SLI usually describes a desktop solution but it is available in gaming laptops. AMD sometimes pairs its APUs with a discrete Radeon GPU, which means you’ll sometimes run across CrossFire laptops that only cost $600 to $800 bucks.
Nvidia has also paired a discrete GPU with an integrated GPU in the past. This was branded with the term Hybrid SLI. Nvidia was forced out of the chipset business soon after, however, which meant the company no longer offered integrated graphics. Hybrid SLI is effectively dead as a result.
When SLI originally debuted it was intended to connect two video cards with the same GPU. The cards could be from different manufacturers but they had to be from the same Nvidia series. This is still generally the case. There are exceptions, but they are few and generally not worth the trouble.
AMD’s CrossFire debuted with the same restriction has since enabled the ability to use different video cards from the same sub-series. This means you can use a Radeon 6750 with a Radeon 6770, for example. However, the all cards will run at the clock speed of the slowest card.
As mentioned earlier, there is a third party option from a company called Lucid. This company is independent of either Nvidia and AMD and produces a chip that lets multiple GPUs from different generations and companies work together. The chip is integrated on some high-end motherboards.
Many people unfamiliar with SLI assume that two cards will be twice as quick as one. Various companies selling desktops, laptops and video cards have done nothing to deny this.
The assumption is incorrect, however. There is an overhead associated with getting two or more GPUs to work together. Driver and game support for the feature are also factors. In a best-case scenario an SLI configuration will be 80% quicker than a single card. In a worst-case scenario it may actually be slower.
All versions of SLI have come a long way over the years, but there can still be problems. One common issue is micro-stutter. This is a perception of stutter that players sometimes experience with SLI configurations but doesn’t show up in a game’s average framerate. A number of articles by hardware review sites have shown that micro-stutter is a real thing, not a perception.
Conclusion – Should You Be Interested?

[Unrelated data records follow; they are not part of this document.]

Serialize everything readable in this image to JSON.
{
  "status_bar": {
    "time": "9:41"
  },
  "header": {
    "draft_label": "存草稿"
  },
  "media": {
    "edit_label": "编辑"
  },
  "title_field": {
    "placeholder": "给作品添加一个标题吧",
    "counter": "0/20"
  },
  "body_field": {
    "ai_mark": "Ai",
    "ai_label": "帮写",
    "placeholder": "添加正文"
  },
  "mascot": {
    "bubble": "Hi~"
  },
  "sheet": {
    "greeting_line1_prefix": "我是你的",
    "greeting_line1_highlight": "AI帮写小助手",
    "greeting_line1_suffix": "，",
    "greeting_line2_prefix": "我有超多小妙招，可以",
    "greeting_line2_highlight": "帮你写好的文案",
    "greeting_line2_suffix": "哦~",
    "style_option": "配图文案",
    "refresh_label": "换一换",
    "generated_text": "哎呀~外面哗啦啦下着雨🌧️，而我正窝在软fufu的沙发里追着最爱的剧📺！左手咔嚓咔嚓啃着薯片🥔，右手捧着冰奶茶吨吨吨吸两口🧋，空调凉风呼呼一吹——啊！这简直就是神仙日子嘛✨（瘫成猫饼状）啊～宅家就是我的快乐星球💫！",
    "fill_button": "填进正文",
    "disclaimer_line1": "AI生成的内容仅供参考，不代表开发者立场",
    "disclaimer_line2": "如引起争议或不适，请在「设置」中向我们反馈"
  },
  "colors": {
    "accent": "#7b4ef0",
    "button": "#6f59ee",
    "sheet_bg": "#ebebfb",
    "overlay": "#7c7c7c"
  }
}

To be blunt, I think SLI kind of sucks in all its implementations. It has always struck me as something people buy because it’s cool (I’ve got four video cards bro!) rather than because it works well. If you want smooth, trouble-free gaming, just buy the quickest single GPU video card you can afford.
Hopefully you understand SLI better now that you’ve read this article. If you have any questions about it – or you disagree with my assessment of SLI performance – let us know in the comments.